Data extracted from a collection
-.-.-

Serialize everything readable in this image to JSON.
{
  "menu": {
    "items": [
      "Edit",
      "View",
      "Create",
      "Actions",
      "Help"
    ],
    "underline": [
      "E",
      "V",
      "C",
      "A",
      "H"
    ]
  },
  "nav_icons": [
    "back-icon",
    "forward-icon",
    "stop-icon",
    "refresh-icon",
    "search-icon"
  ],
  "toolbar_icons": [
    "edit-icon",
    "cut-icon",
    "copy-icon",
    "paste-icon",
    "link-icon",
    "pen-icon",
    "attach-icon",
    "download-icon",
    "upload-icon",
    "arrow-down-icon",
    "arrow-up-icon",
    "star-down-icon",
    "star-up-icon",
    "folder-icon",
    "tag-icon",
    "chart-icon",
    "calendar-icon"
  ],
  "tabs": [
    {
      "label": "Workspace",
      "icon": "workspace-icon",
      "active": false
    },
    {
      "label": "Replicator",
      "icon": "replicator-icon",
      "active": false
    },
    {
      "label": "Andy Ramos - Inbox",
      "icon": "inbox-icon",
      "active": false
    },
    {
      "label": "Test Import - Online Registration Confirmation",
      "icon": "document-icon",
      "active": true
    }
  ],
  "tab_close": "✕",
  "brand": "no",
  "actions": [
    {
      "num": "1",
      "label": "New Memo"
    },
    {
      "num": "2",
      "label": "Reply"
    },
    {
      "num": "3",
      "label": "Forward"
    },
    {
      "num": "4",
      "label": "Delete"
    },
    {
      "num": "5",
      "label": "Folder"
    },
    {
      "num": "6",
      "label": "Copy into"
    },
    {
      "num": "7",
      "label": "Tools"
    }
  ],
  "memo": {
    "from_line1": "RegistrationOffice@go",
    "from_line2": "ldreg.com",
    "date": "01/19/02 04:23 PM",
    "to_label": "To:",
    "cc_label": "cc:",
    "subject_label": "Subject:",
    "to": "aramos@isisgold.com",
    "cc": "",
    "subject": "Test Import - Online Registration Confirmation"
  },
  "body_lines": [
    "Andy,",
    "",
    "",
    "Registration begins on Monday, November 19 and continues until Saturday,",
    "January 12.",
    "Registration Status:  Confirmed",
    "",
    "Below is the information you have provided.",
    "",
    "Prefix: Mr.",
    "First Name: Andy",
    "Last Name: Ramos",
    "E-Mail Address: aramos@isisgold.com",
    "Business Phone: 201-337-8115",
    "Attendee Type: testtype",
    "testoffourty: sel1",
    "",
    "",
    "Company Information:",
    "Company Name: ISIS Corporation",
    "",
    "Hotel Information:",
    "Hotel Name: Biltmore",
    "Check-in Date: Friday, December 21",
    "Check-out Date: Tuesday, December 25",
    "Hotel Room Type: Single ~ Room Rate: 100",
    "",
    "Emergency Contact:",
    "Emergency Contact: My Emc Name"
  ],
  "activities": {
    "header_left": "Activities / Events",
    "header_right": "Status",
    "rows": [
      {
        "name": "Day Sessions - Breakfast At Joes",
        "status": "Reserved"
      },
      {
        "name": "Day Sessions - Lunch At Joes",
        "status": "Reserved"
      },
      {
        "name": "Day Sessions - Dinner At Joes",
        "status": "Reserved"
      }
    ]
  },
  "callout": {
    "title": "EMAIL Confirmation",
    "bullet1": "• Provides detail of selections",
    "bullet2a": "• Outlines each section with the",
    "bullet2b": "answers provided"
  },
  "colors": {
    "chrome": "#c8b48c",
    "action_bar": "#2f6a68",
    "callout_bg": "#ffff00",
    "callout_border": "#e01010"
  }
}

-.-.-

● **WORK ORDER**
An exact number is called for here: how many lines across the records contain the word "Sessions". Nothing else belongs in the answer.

● **FINAL ANSWER**
3